* To do: Find all lines below containing the string "subtitle" and return them.

* Supplied data:

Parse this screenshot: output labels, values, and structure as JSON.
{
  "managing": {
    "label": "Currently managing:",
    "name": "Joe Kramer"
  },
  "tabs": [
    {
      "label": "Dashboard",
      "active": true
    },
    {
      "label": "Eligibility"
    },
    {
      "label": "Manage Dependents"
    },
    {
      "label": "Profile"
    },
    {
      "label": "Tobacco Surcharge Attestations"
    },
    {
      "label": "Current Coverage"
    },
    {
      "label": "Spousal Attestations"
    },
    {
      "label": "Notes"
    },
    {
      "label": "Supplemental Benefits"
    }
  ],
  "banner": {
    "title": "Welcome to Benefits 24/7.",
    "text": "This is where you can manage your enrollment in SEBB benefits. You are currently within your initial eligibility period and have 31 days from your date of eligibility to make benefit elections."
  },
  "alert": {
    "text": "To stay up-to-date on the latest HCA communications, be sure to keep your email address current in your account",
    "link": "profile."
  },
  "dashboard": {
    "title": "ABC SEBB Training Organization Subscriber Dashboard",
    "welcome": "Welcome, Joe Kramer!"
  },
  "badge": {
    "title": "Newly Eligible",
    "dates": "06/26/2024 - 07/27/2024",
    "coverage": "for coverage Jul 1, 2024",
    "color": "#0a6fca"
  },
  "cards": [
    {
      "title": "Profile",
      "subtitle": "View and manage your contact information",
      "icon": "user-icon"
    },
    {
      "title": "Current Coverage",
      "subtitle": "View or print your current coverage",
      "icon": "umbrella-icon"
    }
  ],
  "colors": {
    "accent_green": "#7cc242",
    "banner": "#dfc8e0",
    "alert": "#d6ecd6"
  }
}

* Written response:
      "subtitle": "View and manage your contact information",
      "subtitle": "View or print your current coverage",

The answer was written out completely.